o u 0
Added [LTB 4 J
10- 9 10- 8 10- 7 10- 6
c Q) lJ)
u ec Q) u
10- 1 1 10- 10
[LTB 4] added to Macrophage Culture (Molar)
Figure 1. The effect of leukotriene B4 (LTB4) treatment of alveolar macrophage (AM) production of chemotactic activity. Values represent the percent increase compared to the chemotactic activity of unstimulated AM culture supernatant. The data represent mean ± SEM (n = 4). Asterisks indicate significantly different from control by Student's t test (P < 0.05).
with LTB4 is shown in Figure 1. The chemotactic activity of AM culture supernatant was significantly increased by treatment with LTB4 in concentrations that ranged from 10-8 M (3.36 ng/ml) to 10-6 M (336 ng/ml). LTB4 was present in the AM culture supernatant and could have contributed to the chemotactic activity. To exclude the possibility that LTB4 itself was the chemotactic moiety, we compared the dose-response relationship shown in Figure 1 with a dose-response relationship for the chemotactic activity of LTB4 itself (Figure 2). As seen, LTB4 is significantly chemotactic compared to RPMI culture medium in concentrations that range from 10-7 M (33.6 nglml) to 10-6 M (336 nglml). Thus, we observed only a log difference between the concentrations of LTB4 which stimulated the production of chemotactic activity by culture AM and that concentration of LTB4 which was intrinsically chemotactic. We then tested the hypothesis that the LTB4 which we initially added was taken up or metabolized during the 15- to 18-h incubation period. We did this by measuring the concentrations of LTB4 in the LI'Bi-treated AM culture supernatant

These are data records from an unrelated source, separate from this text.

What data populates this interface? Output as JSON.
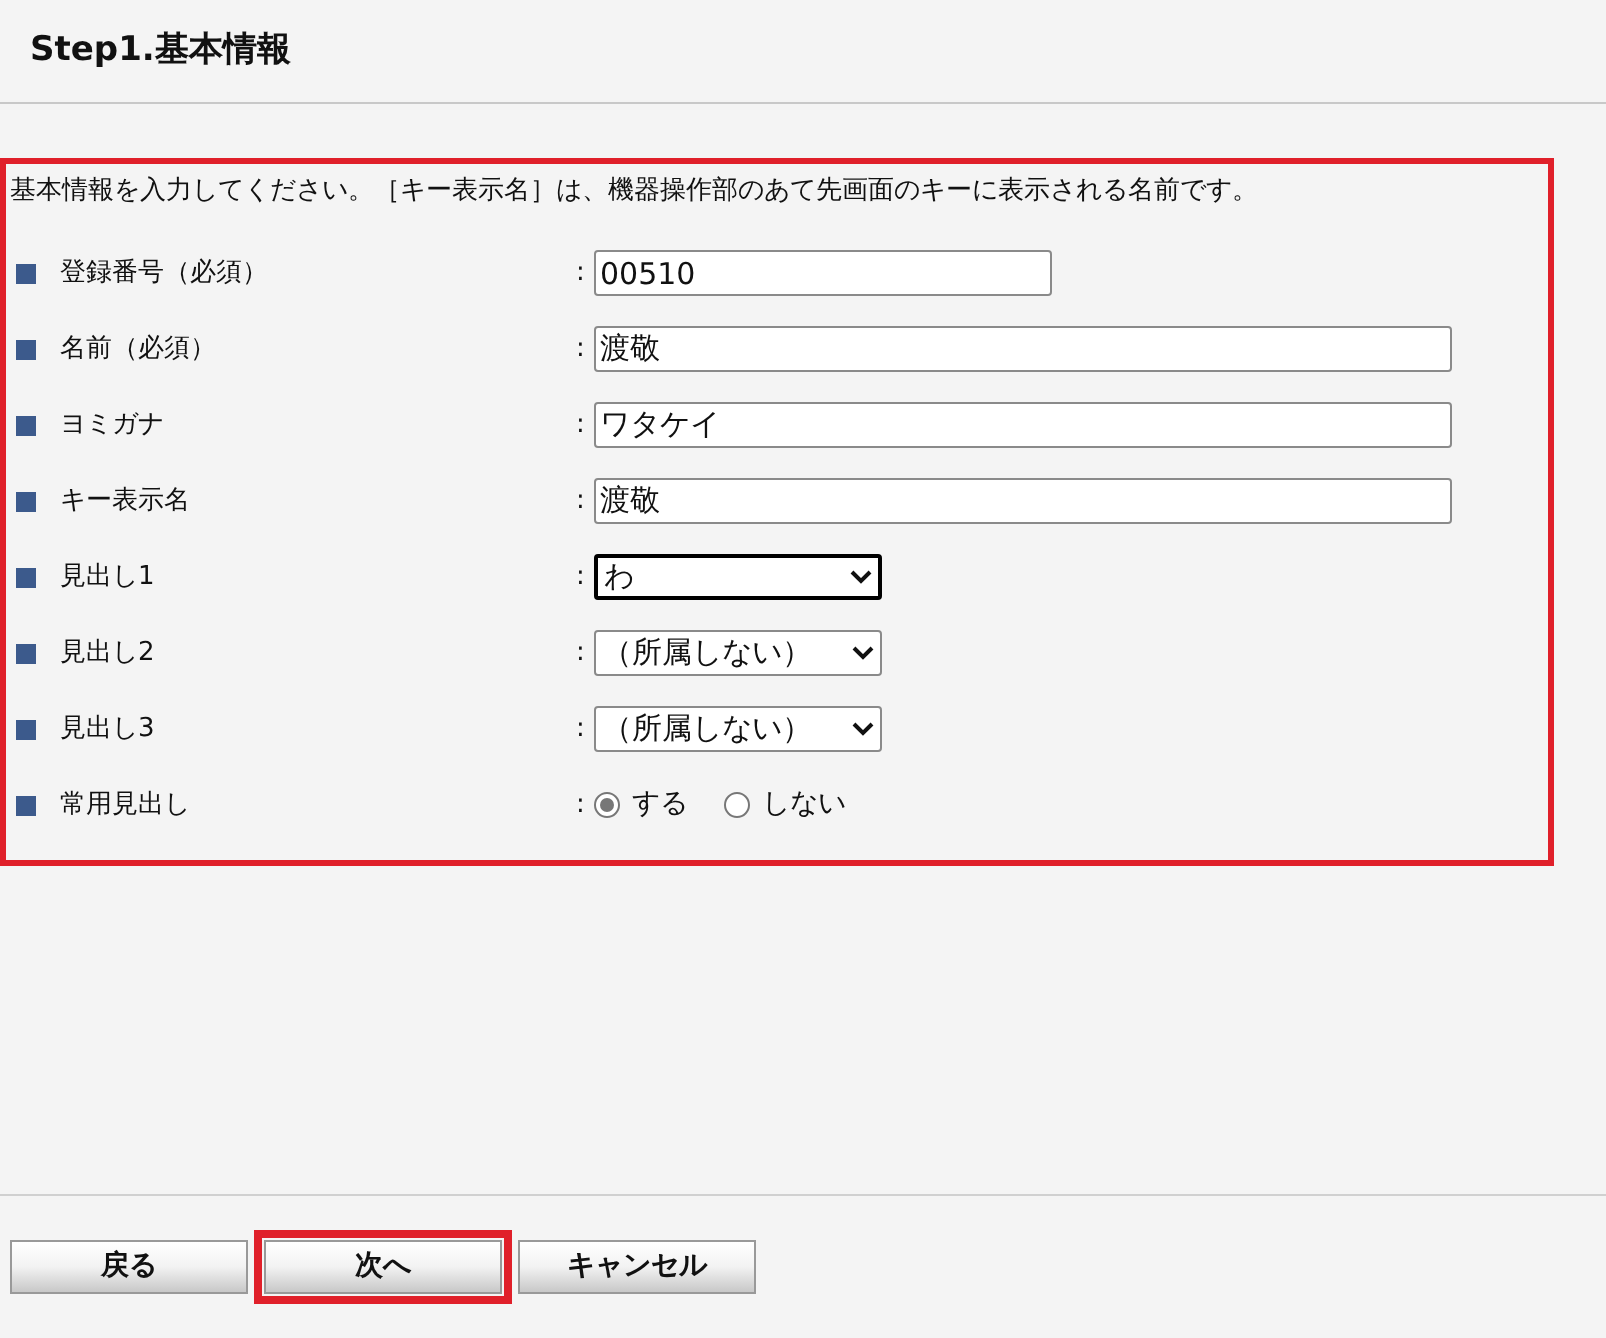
{
  "title": "Step1.基本情報",
  "form": {
    "highlighted": true,
    "intro": "基本情報を入力してください。［キー表示名］は、機器操作部のあて先画面のキーに表示される名前です。",
    "fields": [
      {
        "kind": "text",
        "label": "登録番号（必須）",
        "separator": ":",
        "value": "00510",
        "wide": false
      },
      {
        "kind": "text",
        "label": "名前（必須）",
        "separator": ":",
        "value": "渡敬",
        "wide": true
      },
      {
        "kind": "text",
        "label": "ヨミガナ",
        "separator": ":",
        "value": "ワタケイ",
        "wide": true
      },
      {
        "kind": "text",
        "label": "キー表示名",
        "separator": ":",
        "value": "渡敬",
        "wide": true
      },
      {
        "kind": "select",
        "label": "見出し1",
        "separator": ":",
        "value": "わ",
        "focused": true
      },
      {
        "kind": "select",
        "label": "見出し2",
        "separator": ":",
        "value": "（所属しない）",
        "focused": false
      },
      {
        "kind": "select",
        "label": "見出し3",
        "separator": ":",
        "value": "（所属しない）",
        "focused": false
      },
      {
        "kind": "radio",
        "label": "常用見出し",
        "separator": ":",
        "options": [
          {
            "label": "する",
            "selected": true
          },
          {
            "label": "しない",
            "selected": false
          }
        ]
      }
    ]
  },
  "buttons": [
    {
      "label": "戻る",
      "highlighted": false
    },
    {
      "label": "次へ",
      "highlighted": true
    },
    {
      "label": "キャンセル",
      "highlighted": false
    }
  ]
}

The effect of PGEz and LTB 4 on AM production of TNF*